=== YOUR TASK ===
Every entry gets copied exactly. No images go into the copy.

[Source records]
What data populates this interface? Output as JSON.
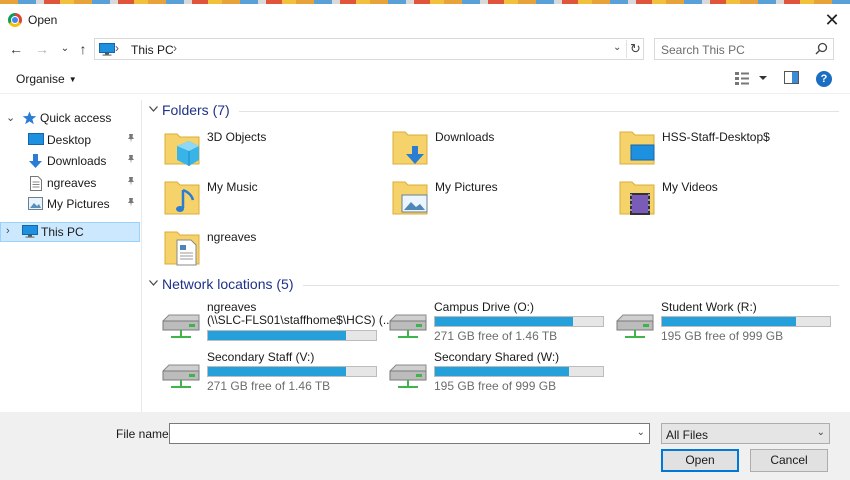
{
  "window": {
    "title": "Open",
    "close_glyph": "✕"
  },
  "nav": {
    "back_glyph": "←",
    "forward_glyph": "→",
    "recent_glyph": "⌄",
    "up_glyph": "↑",
    "address": {
      "crumb": "This PC",
      "sep_before": "›",
      "sep_after": "›",
      "dropdown_glyph": "⌄",
      "refresh_glyph": "↻"
    },
    "search_placeholder": "Search This PC"
  },
  "toolbar": {
    "organise_label": "Organise",
    "organise_arrow": "▼",
    "help_glyph": "?"
  },
  "sidebar": {
    "quick_access": {
      "label": "Quick access",
      "chevron": "⌄",
      "icon": "star-icon"
    },
    "items": [
      {
        "label": "Desktop",
        "icon": "desktop-icon",
        "pin": "📌"
      },
      {
        "label": "Downloads",
        "icon": "downloads-icon",
        "pin": "📌"
      },
      {
        "label": "ngreaves",
        "icon": "document-icon",
        "pin": "📌"
      },
      {
        "label": "My Pictures",
        "icon": "pictures-icon",
        "pin": "📌"
      }
    ],
    "this_pc": {
      "label": "This PC",
      "chevron": "›",
      "icon": "pc-icon"
    }
  },
  "folders_group": {
    "title": "Folders (7)",
    "items": [
      {
        "label": "3D Objects",
        "icon": "3d-objects-folder-icon"
      },
      {
        "label": "Downloads",
        "icon": "downloads-folder-icon"
      },
      {
        "label": "HSS-Staff-Desktop$",
        "icon": "desktop-folder-icon"
      },
      {
        "label": "My Music",
        "icon": "music-folder-icon"
      },
      {
        "label": "My Pictures",
        "icon": "pictures-folder-icon"
      },
      {
        "label": "My Videos",
        "icon": "videos-folder-icon"
      },
      {
        "label": "ngreaves",
        "icon": "document-folder-icon"
      }
    ]
  },
  "network_group": {
    "title": "Network locations (5)",
    "drives": [
      {
        "name_line1": "ngreaves",
        "name_line2": "(\\\\SLC-FLS01\\staffhome$\\HCS) (...",
        "free": "",
        "used_fraction": 0.82
      },
      {
        "name_line1": "Campus Drive (O:)",
        "name_line2": "",
        "free": "271 GB free of 1.46 TB",
        "used_fraction": 0.82
      },
      {
        "name_line1": "Student Work (R:)",
        "name_line2": "",
        "free": "195 GB free of 999 GB",
        "used_fraction": 0.8
      },
      {
        "name_line1": "Secondary Staff (V:)",
        "name_line2": "",
        "free": "271 GB free of 1.46 TB",
        "used_fraction": 0.82
      },
      {
        "name_line1": "Secondary Shared (W:)",
        "name_line2": "",
        "free": "195 GB free of 999 GB",
        "used_fraction": 0.8
      }
    ]
  },
  "footer": {
    "file_name_label": "File name:",
    "file_name_value": "",
    "file_type": "All Files",
    "dropdown_glyph": "⌄",
    "open_label": "Open",
    "cancel_label": "Cancel"
  },
  "colors": {
    "accent": "#0078d7",
    "group_title": "#1e3287",
    "bar_fill": "#26a0da",
    "selection": "#cce8ff"
  }
}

=== PROBLEM SOLUTION ===
What data populates this interface? Output as JSON.
{
  "window": {
    "title": "Open",
    "close_glyph": "✕"
  },
  "nav": {
    "back_glyph": "←",
    "forward_glyph": "→",
    "recent_glyph": "⌄",
    "up_glyph": "↑",
    "address": {
      "crumb": "This PC",
      "sep_before": "›",
      "sep_after": "›",
      "dropdown_glyph": "⌄",
      "refresh_glyph": "↻"
    },
    "search_placeholder": "Search This PC"
  },
  "toolbar": {
    "organise_label": "Organise",
    "organise_arrow": "▼",
    "help_glyph": "?"
  },
  "sidebar": {
    "quick_access": {
      "label": "Quick access",
      "chevron": "⌄",
      "icon": "star-icon"
    },
    "items": [
      {
        "label": "Desktop",
        "icon": "desktop-icon",
        "pin": "📌"
      },
      {
        "label": "Downloads",
        "icon": "downloads-icon",
        "pin": "📌"
      },
      {
        "label": "ngreaves",
        "icon": "document-icon",
        "pin": "📌"
      },
      {
        "label": "My Pictures",
        "icon": "pictures-icon",
        "pin": "📌"
      }
    ],
    "this_pc": {
      "label": "This PC",
      "chevron": "›",
      "icon": "pc-icon"
    }
  },
  "folders_group": {
    "title": "Folders (7)",
    "items": [
      {
        "label": "3D Objects",
        "icon": "3d-objects-folder-icon"
      },
      {
        "label": "Downloads",
        "icon": "downloads-folder-icon"
      },
      {
        "label": "HSS-Staff-Desktop$",
        "icon": "desktop-folder-icon"
      },
      {
        "label": "My Music",
        "icon": "music-folder-icon"
      },
      {
        "label": "My Pictures",
        "icon": "pictures-folder-icon"
      },
      {
        "label": "My Videos",
        "icon": "videos-folder-icon"
      },
      {
        "label": "ngreaves",
        "icon": "document-folder-icon"
      }
    ]
  },
  "network_group": {
    "title": "Network locations (5)",
    "drives": [
      {
        "name_line1": "ngreaves",
        "name_line2": "(\\\\SLC-FLS01\\staffhome$\\HCS) (...",
        "free": "",
        "used_fraction": 0.82
      },
      {
        "name_line1": "Campus Drive (O:)",
        "name_line2": "",
        "free": "271 GB free of 1.46 TB",
        "used_fraction": 0.82
      },
      {
        "name_line1": "Student Work (R:)",
        "name_line2": "",
        "free": "195 GB free of 999 GB",
        "used_fraction": 0.8
      },
      {
        "name_line1": "Secondary Staff (V:)",
        "name_line2": "",
        "free": "271 GB free of 1.46 TB",
        "used_fraction": 0.82
      },
      {
        "name_line1": "Secondary Shared (W:)",
        "name_line2": "",
        "free": "195 GB free of 999 GB",
        "used_fraction": 0.8
      }
    ]
  },
  "footer": {
    "file_name_label": "File name:",
    "file_name_value": "",
    "file_type": "All Files",
    "dropdown_glyph": "⌄",
    "open_label": "Open",
    "cancel_label": "Cancel"
  },
  "colors": {
    "accent": "#0078d7",
    "group_title": "#1e3287",
    "bar_fill": "#26a0da",
    "selection": "#cce8ff"
  }
}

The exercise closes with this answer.